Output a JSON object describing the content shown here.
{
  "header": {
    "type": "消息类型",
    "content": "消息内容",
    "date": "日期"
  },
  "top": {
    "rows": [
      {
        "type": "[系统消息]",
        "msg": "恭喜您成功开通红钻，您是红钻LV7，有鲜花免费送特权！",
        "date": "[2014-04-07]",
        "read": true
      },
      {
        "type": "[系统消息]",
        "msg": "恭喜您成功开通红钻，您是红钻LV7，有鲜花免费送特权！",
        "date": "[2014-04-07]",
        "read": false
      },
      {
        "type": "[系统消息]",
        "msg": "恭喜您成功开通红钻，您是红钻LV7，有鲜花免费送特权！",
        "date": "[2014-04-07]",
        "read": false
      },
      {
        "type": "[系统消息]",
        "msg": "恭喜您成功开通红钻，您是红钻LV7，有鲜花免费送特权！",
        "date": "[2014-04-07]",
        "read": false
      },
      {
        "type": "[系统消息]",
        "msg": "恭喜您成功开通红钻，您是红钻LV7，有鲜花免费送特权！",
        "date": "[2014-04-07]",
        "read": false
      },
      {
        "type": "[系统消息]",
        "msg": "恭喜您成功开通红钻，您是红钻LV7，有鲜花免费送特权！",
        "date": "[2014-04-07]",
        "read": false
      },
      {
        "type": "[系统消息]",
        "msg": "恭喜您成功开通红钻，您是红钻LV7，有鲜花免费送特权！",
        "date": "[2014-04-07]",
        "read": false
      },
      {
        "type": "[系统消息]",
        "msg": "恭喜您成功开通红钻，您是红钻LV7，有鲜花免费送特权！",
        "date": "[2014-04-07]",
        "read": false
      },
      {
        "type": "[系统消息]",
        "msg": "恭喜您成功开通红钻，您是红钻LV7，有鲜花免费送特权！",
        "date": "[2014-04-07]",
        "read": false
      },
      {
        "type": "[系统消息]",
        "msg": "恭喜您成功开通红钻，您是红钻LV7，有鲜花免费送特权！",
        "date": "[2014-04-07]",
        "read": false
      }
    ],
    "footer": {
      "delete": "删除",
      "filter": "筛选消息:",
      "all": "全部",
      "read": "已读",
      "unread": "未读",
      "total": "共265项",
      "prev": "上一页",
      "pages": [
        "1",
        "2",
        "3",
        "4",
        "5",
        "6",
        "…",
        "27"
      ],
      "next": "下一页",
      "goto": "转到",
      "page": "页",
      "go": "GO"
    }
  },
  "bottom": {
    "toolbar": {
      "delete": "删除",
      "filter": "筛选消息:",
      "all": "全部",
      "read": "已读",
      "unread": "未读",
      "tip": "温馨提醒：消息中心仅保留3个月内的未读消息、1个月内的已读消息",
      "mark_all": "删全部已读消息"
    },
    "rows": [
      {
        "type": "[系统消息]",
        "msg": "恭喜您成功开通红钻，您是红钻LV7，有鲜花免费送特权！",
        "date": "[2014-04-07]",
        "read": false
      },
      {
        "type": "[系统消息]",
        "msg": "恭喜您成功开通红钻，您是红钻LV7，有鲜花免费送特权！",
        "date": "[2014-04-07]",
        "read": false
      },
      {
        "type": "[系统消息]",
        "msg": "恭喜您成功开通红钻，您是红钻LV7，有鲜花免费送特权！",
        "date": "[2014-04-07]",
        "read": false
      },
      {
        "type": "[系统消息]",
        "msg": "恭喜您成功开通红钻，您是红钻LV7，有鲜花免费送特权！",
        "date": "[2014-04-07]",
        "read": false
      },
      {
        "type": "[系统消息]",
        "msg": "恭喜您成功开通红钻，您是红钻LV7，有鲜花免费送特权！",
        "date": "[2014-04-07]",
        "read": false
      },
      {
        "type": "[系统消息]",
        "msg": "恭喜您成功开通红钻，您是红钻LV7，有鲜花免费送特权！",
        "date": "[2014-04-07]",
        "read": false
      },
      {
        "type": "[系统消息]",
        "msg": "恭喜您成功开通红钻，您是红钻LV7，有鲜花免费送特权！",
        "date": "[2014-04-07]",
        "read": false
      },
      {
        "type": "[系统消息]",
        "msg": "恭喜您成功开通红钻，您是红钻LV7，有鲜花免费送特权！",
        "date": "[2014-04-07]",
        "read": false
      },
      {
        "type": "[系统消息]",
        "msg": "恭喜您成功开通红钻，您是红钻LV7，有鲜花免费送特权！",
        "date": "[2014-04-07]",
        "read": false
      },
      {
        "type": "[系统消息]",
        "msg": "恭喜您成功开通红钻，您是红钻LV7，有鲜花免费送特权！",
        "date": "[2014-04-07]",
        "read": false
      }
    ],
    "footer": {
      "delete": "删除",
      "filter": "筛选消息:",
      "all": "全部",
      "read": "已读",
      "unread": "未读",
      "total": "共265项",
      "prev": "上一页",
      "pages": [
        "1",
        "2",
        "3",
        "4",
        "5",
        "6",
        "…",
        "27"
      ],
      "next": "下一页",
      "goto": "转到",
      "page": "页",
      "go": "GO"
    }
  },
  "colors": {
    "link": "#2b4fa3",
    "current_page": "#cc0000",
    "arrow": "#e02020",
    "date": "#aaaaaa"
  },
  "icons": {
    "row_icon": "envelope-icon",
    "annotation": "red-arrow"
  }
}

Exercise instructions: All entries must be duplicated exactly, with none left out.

Response to the exercise:
Output a JSON object describing the content shown here.
{
  "header": {
    "type": "消息类型",
    "content": "消息内容",
    "date": "日期"
  },
  "top": {
    "rows": [
      {
        "type": "[系统消息]",
        "msg": "恭喜您成功开通红钻，您是红钻LV7，有鲜花免费送特权！",
        "date": "[2014-04-07]",
        "read": true
      },
      {
        "type": "[系统消息]",
        "msg": "恭喜您成功开通红钻，您是红钻LV7，有鲜花免费送特权！",
        "date": "[2014-04-07]",
        "read": false
      },
      {
        "type": "[系统消息]",
        "msg": "恭喜您成功开通红钻，您是红钻LV7，有鲜花免费送特权！",
        "date": "[2014-04-07]",
        "read": false
      },
      {
        "type": "[系统消息]",
        "msg": "恭喜您成功开通红钻，您是红钻LV7，有鲜花免费送特权！",
        "date": "[2014-04-07]",
        "read": false
      },
      {
        "type": "[系统消息]",
        "msg": "恭喜您成功开通红钻，您是红钻LV7，有鲜花免费送特权！",
        "date": "[2014-04-07]",
        "read": false
      },
      {
        "type": "[系统消息]",
        "msg": "恭喜您成功开通红钻，您是红钻LV7，有鲜花免费送特权！",
        "date": "[2014-04-07]",
        "read": false
      },
      {
        "type": "[系统消息]",
        "msg": "恭喜您成功开通红钻，您是红钻LV7，有鲜花免费送特权！",
        "date": "[2014-04-07]",
        "read": false
      },
      {
        "type": "[系统消息]",
        "msg": "恭喜您成功开通红钻，您是红钻LV7，有鲜花免费送特权！",
        "date": "[2014-04-07]",
        "read": false
      },
      {
        "type": "[系统消息]",
        "msg": "恭喜您成功开通红钻，您是红钻LV7，有鲜花免费送特权！",
        "date": "[2014-04-07]",
        "read": false
      },
      {
        "type": "[系统消息]",
        "msg": "恭喜您成功开通红钻，您是红钻LV7，有鲜花免费送特权！",
        "date": "[2014-04-07]",
        "read": false
      }
    ],
    "footer": {
      "delete": "删除",
      "filter": "筛选消息:",
      "all": "全部",
      "read": "已读",
      "unread": "未读",
      "total": "共265项",
      "prev": "上一页",
      "pages": [
        "1",
        "2",
        "3",
        "4",
        "5",
        "6",
        "…",
        "27"
      ],
      "next": "下一页",
      "goto": "转到",
      "page": "页",
      "go": "GO"
    }
  },
  "bottom": {
    "toolbar": {
      "delete": "删除",
      "filter": "筛选消息:",
      "all": "全部",
      "read": "已读",
      "unread": "未读",
      "tip": "温馨提醒：消息中心仅保留3个月内的未读消息、1个月内的已读消息",
      "mark_all": "删全部已读消息"
    },
    "rows": [
      {
        "type": "[系统消息]",
        "msg": "恭喜您成功开通红钻，您是红钻LV7，有鲜花免费送特权！",
        "date": "[2014-04-07]",
        "read": false
      },
      {
        "type": "[系统消息]",
        "msg": "恭喜您成功开通红钻，您是红钻LV7，有鲜花免费送特权！",
        "date": "[2014-04-07]",
        "read": false
      },
      {
        "type": "[系统消息]",
        "msg": "恭喜您成功开通红钻，您是红钻LV7，有鲜花免费送特权！",
        "date": "[2014-04-07]",
        "read": false
      },
      {
        "type": "[系统消息]",
        "msg": "恭喜您成功开通红钻，您是红钻LV7，有鲜花免费送特权！",
        "date": "[2014-04-07]",
        "read": false
      },
      {
        "type": "[系统消息]",
        "msg": "恭喜您成功开通红钻，您是红钻LV7，有鲜花免费送特权！",
        "date": "[2014-04-07]",
        "read": false
      },
      {
        "type": "[系统消息]",
        "msg": "恭喜您成功开通红钻，您是红钻LV7，有鲜花免费送特权！",
        "date": "[2014-04-07]",
        "read": false
      },
      {
        "type": "[系统消息]",
        "msg": "恭喜您成功开通红钻，您是红钻LV7，有鲜花免费送特权！",
        "date": "[2014-04-07]",
        "read": false
      },
      {
        "type": "[系统消息]",
        "msg": "恭喜您成功开通红钻，您是红钻LV7，有鲜花免费送特权！",
        "date": "[2014-04-07]",
        "read": false
      },
      {
        "type": "[系统消息]",
        "msg": "恭喜您成功开通红钻，您是红钻LV7，有鲜花免费送特权！",
        "date": "[2014-04-07]",
        "read": false
      },
      {
        "type": "[系统消息]",
        "msg": "恭喜您成功开通红钻，您是红钻LV7，有鲜花免费送特权！",
        "date": "[2014-04-07]",
        "read": false
      }
    ],
    "footer": {
      "delete": "删除",
      "filter": "筛选消息:",
      "all": "全部",
      "read": "已读",
      "unread": "未读",
      "total": "共265项",
      "prev": "上一页",
      "pages": [
        "1",
        "2",
        "3",
        "4",
        "5",
        "6",
        "…",
        "27"
      ],
      "next": "下一页",
      "goto": "转到",
      "page": "页",
      "go": "GO"
    }
  },
  "colors": {
    "link": "#2b4fa3",
    "current_page": "#cc0000",
    "arrow": "#e02020",
    "date": "#aaaaaa"
  },
  "icons": {
    "row_icon": "envelope-icon",
    "annotation": "red-arrow"
  }
}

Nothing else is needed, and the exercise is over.